• **Dataset rows for apps and sites**
- - -
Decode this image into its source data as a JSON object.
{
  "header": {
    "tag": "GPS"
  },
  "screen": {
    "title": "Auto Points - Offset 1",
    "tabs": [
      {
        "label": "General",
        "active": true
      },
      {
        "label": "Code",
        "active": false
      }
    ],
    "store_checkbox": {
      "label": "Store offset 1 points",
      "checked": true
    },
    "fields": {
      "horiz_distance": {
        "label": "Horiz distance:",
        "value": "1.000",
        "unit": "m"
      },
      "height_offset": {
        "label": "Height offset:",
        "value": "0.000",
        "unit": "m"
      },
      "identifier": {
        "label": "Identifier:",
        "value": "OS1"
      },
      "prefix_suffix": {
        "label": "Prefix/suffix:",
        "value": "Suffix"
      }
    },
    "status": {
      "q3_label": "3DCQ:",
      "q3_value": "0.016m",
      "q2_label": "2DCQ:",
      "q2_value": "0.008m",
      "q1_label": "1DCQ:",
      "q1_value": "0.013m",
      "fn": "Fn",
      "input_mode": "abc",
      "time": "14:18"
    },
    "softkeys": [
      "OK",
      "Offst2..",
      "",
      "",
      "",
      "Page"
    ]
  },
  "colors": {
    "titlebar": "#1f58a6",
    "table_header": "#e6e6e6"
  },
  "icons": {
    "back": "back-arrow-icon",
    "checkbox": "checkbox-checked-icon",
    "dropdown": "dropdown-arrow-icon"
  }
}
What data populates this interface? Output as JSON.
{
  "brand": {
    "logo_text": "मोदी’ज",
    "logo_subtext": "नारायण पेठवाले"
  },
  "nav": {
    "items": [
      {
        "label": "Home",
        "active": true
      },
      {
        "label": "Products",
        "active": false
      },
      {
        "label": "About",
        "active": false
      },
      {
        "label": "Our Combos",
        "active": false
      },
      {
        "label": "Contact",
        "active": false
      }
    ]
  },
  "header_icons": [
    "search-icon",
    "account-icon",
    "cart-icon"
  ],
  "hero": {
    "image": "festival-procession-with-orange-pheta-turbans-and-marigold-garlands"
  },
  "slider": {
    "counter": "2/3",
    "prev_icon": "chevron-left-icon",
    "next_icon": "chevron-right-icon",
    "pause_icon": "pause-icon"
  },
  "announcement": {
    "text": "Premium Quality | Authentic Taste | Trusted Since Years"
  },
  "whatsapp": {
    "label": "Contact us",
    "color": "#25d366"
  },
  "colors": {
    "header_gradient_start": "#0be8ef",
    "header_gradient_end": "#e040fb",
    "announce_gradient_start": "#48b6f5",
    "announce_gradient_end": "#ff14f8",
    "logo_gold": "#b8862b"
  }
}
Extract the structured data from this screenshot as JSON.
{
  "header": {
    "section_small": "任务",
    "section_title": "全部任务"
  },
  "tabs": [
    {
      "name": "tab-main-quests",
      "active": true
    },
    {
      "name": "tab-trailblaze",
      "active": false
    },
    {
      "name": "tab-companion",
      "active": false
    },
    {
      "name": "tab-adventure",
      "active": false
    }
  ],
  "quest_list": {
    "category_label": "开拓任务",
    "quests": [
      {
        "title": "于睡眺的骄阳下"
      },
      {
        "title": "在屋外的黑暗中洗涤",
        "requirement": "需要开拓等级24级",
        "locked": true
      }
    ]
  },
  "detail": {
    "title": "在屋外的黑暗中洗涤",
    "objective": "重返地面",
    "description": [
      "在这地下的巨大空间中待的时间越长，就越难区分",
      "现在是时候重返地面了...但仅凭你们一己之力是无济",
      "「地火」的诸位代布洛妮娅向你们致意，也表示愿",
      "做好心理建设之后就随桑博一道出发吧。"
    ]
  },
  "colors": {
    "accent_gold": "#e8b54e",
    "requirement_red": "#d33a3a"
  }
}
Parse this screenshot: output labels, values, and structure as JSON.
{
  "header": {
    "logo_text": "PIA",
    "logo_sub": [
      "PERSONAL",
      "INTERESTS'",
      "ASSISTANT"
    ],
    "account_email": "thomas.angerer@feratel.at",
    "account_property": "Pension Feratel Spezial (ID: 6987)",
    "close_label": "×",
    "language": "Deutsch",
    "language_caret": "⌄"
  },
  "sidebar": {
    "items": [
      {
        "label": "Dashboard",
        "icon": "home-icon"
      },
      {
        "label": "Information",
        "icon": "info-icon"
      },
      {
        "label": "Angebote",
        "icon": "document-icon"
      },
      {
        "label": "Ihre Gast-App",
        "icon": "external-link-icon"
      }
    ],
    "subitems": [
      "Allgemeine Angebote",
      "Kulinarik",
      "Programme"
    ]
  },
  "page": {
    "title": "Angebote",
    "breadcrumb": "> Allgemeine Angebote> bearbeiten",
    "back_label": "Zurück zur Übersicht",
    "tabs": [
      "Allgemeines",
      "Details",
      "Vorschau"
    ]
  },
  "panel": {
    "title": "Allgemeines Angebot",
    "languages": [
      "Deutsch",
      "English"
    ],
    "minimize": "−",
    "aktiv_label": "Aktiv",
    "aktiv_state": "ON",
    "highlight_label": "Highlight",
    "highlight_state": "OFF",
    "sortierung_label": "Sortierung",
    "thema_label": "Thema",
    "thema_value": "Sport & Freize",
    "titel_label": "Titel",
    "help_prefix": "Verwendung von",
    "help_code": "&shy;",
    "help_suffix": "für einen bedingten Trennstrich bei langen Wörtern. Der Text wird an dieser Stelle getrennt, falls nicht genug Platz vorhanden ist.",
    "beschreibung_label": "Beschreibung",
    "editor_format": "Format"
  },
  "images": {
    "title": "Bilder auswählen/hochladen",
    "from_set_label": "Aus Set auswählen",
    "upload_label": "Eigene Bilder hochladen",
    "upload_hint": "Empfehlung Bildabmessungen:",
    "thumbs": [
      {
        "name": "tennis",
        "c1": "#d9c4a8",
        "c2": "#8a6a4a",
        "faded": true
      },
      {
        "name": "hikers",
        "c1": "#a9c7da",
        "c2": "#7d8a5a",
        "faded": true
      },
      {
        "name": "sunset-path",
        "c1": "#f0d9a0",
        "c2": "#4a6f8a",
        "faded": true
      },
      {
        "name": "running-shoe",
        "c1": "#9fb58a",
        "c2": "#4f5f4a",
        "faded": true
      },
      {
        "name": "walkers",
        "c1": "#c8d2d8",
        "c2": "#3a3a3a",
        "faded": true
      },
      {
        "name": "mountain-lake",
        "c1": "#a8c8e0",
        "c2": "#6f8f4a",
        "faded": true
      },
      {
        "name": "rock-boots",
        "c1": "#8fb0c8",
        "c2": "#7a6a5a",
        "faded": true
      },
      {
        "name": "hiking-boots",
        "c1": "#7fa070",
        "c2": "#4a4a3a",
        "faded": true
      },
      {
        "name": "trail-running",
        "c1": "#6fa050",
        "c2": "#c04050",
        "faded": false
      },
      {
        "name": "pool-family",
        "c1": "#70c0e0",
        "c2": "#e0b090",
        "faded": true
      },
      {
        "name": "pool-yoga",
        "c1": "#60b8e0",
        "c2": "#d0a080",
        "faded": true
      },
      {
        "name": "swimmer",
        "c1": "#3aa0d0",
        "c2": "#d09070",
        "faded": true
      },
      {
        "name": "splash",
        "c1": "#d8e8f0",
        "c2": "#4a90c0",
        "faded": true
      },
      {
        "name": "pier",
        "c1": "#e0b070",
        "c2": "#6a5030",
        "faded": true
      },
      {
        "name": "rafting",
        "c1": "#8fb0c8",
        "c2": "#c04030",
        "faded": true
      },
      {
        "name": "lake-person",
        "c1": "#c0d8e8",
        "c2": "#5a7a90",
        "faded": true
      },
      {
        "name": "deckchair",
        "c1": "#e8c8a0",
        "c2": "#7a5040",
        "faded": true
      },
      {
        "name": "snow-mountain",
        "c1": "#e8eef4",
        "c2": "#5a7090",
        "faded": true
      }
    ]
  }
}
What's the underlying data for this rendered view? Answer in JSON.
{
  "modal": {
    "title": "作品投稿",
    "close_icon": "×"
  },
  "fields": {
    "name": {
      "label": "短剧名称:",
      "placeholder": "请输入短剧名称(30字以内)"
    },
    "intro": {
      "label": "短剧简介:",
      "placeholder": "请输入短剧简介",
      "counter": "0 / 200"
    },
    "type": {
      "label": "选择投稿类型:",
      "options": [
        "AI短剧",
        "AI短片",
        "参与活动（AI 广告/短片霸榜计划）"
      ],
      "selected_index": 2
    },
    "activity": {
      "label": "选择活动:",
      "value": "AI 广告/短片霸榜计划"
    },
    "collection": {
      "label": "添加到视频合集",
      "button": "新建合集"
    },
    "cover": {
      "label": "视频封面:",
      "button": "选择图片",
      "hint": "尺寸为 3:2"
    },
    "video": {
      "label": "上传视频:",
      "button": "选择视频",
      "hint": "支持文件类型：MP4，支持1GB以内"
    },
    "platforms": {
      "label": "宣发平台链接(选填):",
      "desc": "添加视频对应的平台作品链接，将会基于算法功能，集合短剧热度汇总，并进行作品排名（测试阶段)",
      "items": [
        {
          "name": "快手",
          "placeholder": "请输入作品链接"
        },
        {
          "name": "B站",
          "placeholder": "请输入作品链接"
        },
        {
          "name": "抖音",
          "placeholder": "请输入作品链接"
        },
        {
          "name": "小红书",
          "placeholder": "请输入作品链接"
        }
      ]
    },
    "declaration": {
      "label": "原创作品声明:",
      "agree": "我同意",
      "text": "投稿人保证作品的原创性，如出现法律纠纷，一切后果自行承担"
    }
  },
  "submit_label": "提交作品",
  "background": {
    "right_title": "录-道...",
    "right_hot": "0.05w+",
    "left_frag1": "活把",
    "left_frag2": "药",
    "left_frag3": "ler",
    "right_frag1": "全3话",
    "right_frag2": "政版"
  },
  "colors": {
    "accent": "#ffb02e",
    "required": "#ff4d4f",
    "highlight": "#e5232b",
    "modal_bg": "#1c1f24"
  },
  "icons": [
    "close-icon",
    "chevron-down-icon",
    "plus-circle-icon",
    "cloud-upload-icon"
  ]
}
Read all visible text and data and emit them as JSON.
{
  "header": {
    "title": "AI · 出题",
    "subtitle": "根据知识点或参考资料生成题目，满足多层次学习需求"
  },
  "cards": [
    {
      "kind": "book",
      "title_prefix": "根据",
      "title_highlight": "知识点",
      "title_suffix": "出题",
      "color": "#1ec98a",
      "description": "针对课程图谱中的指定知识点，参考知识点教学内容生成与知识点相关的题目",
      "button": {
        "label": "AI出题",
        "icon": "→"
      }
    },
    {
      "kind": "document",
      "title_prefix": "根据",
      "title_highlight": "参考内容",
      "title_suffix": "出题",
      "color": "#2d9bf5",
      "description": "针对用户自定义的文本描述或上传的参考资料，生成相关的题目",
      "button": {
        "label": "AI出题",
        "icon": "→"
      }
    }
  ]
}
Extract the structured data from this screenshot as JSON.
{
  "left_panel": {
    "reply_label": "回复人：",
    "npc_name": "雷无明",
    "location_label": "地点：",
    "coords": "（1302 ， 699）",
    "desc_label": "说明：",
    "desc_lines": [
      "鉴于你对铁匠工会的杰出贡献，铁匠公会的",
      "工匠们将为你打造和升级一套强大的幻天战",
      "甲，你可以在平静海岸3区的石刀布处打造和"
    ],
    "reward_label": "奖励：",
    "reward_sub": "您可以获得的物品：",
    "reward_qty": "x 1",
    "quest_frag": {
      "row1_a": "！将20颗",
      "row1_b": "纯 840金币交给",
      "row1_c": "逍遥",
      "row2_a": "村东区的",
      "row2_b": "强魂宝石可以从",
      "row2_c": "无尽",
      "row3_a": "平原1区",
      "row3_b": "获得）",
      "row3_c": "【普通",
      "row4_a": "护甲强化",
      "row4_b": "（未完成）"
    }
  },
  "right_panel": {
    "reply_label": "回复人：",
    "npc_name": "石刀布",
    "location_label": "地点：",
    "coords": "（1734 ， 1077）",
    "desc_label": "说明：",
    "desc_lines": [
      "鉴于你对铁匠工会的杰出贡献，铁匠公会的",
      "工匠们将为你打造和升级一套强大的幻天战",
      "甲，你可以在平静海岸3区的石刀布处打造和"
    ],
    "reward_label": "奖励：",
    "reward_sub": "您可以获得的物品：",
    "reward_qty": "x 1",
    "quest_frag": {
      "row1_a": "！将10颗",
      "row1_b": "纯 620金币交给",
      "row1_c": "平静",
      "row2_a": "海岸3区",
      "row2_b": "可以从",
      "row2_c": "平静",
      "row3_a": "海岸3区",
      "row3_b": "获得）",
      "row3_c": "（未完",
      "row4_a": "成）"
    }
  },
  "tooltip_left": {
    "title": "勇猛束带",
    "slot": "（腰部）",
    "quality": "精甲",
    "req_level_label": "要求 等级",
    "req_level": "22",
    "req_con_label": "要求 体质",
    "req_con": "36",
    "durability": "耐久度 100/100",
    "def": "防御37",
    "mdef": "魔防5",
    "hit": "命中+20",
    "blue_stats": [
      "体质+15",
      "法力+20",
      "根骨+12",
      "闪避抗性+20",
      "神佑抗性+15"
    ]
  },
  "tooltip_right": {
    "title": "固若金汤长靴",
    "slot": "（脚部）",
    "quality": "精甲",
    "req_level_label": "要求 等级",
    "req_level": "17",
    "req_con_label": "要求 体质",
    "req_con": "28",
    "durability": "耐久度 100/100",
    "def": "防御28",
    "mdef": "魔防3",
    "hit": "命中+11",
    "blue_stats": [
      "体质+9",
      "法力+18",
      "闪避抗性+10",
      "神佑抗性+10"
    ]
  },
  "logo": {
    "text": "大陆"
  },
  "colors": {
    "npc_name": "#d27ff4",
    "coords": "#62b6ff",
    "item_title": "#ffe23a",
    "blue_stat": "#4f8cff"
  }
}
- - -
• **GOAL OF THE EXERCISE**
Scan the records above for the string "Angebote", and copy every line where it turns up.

• **OUTPUT OF THE TASK**
        "label": "Angebote",
      "Allgemeine Angebote",
    "title": "Angebote",
    "breadcrumb": "> Allgemeine Angebote> bearbeiten",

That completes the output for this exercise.